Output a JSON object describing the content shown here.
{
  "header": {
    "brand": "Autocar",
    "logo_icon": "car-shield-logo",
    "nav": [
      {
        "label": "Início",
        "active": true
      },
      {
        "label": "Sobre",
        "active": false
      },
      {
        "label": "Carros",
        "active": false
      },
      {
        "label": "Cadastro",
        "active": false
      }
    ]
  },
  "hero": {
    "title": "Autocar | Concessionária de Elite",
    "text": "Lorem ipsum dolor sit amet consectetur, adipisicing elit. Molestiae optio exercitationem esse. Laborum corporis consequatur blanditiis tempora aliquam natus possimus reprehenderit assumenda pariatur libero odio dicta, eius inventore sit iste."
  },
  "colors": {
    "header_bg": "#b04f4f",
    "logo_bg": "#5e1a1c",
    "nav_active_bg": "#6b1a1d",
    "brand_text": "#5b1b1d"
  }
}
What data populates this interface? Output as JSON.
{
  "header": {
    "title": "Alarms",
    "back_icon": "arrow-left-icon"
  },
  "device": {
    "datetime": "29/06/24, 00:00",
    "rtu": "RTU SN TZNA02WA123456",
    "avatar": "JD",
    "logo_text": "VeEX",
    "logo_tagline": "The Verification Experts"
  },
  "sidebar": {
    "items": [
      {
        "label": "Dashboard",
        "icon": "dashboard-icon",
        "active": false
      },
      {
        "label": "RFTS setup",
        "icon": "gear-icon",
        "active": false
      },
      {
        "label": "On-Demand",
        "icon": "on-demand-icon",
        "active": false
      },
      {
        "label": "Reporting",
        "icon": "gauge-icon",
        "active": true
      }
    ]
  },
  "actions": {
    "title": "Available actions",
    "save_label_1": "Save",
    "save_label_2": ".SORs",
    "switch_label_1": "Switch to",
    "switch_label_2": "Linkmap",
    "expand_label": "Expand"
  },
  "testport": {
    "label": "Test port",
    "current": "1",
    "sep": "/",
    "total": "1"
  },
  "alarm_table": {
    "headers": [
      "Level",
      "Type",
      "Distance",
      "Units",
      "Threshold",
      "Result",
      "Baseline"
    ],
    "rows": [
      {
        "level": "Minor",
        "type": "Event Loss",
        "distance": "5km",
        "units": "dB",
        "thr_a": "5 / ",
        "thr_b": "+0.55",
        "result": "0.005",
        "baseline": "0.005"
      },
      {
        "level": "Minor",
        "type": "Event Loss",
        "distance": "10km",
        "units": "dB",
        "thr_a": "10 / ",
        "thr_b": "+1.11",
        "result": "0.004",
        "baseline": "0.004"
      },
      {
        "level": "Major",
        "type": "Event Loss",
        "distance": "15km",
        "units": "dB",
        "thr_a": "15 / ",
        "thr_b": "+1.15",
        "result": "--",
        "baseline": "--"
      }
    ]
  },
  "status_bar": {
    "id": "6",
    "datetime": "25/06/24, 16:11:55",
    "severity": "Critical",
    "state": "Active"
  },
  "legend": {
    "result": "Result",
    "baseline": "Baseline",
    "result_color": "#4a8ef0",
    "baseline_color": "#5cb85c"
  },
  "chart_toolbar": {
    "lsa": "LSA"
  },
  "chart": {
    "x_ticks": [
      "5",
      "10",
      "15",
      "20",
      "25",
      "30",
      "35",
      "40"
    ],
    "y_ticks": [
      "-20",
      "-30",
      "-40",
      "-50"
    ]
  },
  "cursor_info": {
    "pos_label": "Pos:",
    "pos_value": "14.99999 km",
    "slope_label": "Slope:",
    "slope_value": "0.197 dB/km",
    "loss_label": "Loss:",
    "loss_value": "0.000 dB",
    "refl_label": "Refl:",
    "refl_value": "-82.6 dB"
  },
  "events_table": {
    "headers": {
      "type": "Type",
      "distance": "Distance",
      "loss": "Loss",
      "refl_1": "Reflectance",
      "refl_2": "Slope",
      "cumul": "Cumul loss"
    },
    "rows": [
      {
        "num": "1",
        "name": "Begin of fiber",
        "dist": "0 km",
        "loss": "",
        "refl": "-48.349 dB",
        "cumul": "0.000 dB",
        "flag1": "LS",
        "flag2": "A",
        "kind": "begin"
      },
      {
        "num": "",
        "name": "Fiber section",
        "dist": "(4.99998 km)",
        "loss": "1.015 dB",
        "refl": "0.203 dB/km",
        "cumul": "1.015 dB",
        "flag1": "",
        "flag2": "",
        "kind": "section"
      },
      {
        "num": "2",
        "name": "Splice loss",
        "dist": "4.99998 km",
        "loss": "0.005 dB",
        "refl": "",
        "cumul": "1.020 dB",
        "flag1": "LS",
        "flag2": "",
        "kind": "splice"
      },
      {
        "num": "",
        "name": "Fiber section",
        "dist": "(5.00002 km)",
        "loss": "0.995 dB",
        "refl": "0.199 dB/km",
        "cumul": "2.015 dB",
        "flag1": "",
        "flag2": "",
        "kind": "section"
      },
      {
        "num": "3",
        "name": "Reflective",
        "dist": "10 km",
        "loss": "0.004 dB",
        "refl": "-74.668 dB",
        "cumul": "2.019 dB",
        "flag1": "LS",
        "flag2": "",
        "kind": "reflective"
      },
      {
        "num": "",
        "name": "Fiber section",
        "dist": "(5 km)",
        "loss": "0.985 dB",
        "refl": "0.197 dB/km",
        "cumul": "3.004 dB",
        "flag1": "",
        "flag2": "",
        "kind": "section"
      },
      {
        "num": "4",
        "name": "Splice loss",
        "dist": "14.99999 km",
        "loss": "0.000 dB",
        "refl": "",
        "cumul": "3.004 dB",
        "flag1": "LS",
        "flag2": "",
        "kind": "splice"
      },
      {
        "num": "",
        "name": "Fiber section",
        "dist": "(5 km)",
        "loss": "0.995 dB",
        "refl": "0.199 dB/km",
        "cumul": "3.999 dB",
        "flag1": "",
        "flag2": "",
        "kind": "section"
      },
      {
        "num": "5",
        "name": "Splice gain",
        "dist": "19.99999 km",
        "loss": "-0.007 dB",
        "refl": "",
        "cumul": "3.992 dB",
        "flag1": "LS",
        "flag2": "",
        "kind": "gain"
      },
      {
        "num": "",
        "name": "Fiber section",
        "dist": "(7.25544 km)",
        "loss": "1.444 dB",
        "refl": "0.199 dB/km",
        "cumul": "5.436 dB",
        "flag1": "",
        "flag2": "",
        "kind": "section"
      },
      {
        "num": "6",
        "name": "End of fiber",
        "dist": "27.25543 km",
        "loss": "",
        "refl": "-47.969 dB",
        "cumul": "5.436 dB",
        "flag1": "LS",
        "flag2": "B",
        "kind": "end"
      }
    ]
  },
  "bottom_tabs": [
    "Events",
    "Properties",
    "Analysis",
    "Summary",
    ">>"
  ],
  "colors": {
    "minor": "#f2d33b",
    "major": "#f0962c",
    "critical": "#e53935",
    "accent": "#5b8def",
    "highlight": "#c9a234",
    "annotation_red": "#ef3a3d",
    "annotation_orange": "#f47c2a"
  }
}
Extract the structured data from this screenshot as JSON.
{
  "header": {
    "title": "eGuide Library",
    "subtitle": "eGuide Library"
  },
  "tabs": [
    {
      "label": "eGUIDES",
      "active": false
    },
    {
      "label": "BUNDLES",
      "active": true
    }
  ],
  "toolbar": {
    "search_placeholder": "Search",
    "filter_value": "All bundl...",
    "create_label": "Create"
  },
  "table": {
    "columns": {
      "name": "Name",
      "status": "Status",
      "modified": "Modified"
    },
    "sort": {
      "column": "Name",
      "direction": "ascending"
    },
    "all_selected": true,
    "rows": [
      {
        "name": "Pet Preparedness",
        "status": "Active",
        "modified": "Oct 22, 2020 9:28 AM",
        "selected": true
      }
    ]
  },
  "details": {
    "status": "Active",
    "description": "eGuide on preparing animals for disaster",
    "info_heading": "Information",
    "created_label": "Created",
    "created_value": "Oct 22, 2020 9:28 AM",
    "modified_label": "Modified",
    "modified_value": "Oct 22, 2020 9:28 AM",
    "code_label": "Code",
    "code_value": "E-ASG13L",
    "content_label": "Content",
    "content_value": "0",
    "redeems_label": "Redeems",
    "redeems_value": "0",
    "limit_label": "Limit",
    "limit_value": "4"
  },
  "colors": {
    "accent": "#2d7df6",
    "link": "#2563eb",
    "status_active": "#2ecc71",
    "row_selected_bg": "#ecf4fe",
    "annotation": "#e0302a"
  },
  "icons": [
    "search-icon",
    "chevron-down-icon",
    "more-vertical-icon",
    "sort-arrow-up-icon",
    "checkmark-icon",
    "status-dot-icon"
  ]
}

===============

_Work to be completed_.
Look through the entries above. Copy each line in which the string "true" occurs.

_Exercise solution_.
        "active": true
        "active": true
      "active": true
    "all_selected": true,
        "selected": true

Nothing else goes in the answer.